Gerald Rasinski pleaded guilty to one count of gross misdemeanor DWI. There was no agreement stated on the record as to the sentence to be imposed. The trial court sentenced Rasinski to one year in the Hennepin County Adult Correctional Facility, granted him 44 days of jail credit and denied his request for work release privileges.

At sentencing, the trial court did not state whether the gross misdemeanor sentence was concurrent with or consecutive to Rasinski's previously imposed felony prison sentence. A warrant of commitment was issued, indicating that the one-year sentence was consecutive to Rasinski's felony sentence.

Rasinski moved to correct his sentence to one running concurrently with the felony sentence. The trial court denied the motion.

ISSUE

If a sentencing court fails to state on the record whether multiple sentences are concurrent or consecutive, may a defendant successfully argue that the statutory presumption of concurrent sentences applies?

ANALYSIS

Where multiple sentences are involved, Minnesota law provides that

the court in the later sentences shall specify whether the sentences shall run concurrently or consecutively. If the court does not so specify, the sentences shall run concurrently.

Minn.Stat. § 609.15, subd. 1 (1992) (emphasis added). In addition, at the time sentence is imposed, the trial court is required to "state *595 the precise terms of the sentence." Minn. R.Crim.P. 27.03, subd. 4(A); see State v. Wakefield, 263 N.W.2d 76, 78 (Minn.1978) ("precise terms of the sentence" includes whether multiple sentences are to run concurrently or consecutively).

Rasinski contends that because the trial court did not state on the record at sentencing that the sentence imposed would be consecutive to his felony sentence, it must be treated as a concurrent sentence. Rasinski argued that the statutory presumption applied because there had been no statement of consecutive sentences at the time of sentencing. In rejecting this argument, the trial court cited in-chambers discussions, the warrant of commitment, and the denial of work release privileges (an arguably unnecessary reference if the sentence was concurrent). The record also includes an affidavit, submitted by the prosecutor, reflecting that the court, in chambers, stated that the sentence would be consecutive and that defense counsel had acknowledged this.

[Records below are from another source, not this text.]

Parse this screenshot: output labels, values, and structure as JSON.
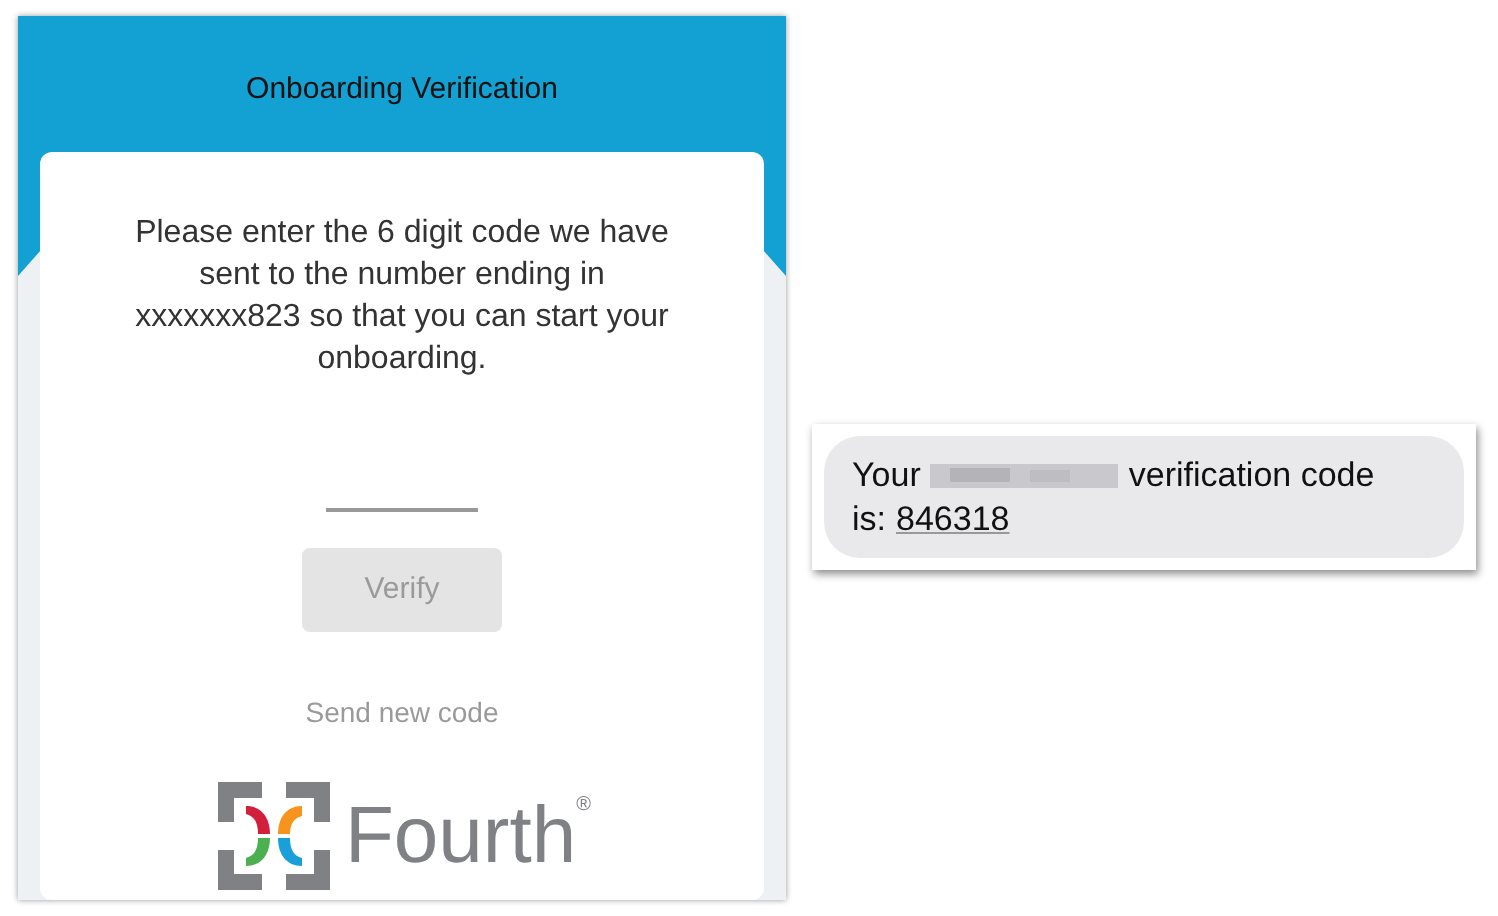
{
  "screen": {
    "title": "Onboarding Verification",
    "instructions": "Please enter the 6 digit code we have sent to the number ending in xxxxxxx823 so that you can start your onboarding.",
    "verify_button": {
      "label": "Verify",
      "disabled": true
    },
    "resend_link": "Send new code",
    "logo": {
      "wordmark": "Fourth",
      "mark": "®"
    }
  },
  "message": {
    "before": "Your",
    "after": "verification code",
    "line_2": "is:",
    "code": "846318"
  }
}
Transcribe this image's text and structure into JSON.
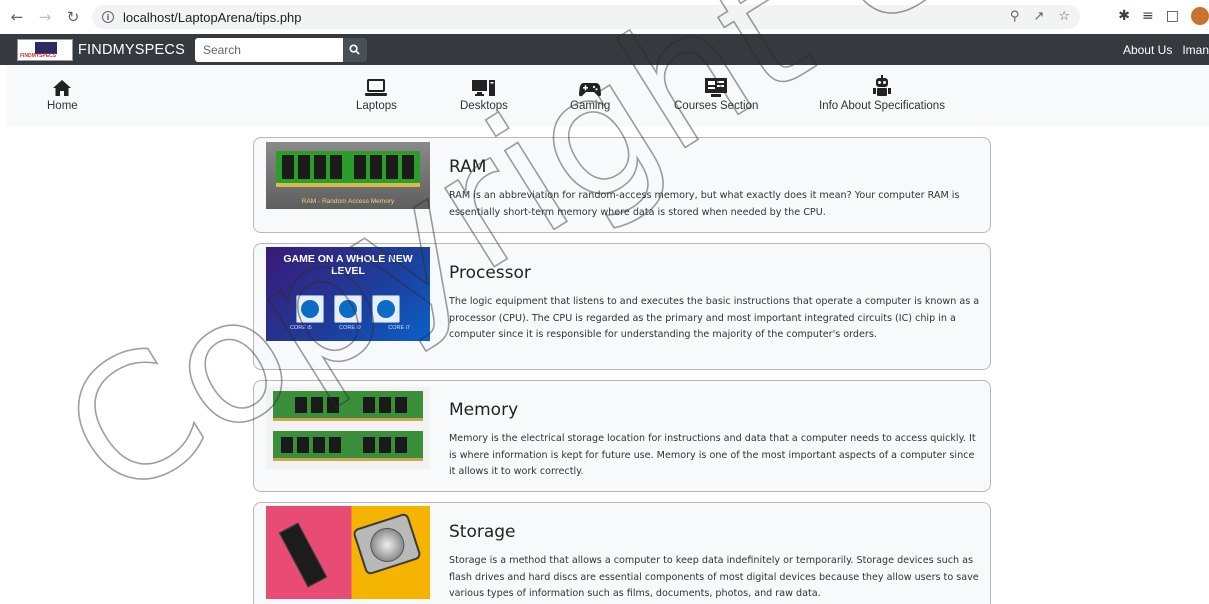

While the warrant of commitment, the denial of work release privileges, and the in-chambers discussion may have reflected the trial court's intent, the statute requires that the court specify whether a consecutive or concurrent sentence is being imposed. Minn.Stat. § 609.15, subd. 1. Off-the-record discussions and a denial of work release do not satisfy the statutory requirement. Cf. State v. Ciurleo, 471 N.W.2d 119, 121 (Minn. App.1991) (off-the-record comments by trial judge do not make pretrial probable cause dismissal appealable as based on a legal determination). Neither is the warrant of commitment a substitute for a judicial pronouncement of the sentence on the record as being consecutive or concurrent. The statutory presumption cannot be circumvented by later modification. State v. Isaacson, 409 N.W.2d 291, 293 (Minn.App.1987).

For purposes of Minn.Stat. § 609.15, subd. 1, the court's formal on-the-record pronouncement of sentence is controlling.

DECISION

The failure to pronounce a consecutive sentence on the record at sentencing makes Rasinski's sentence concurrent by statutory presumption.

Reversed and remanded.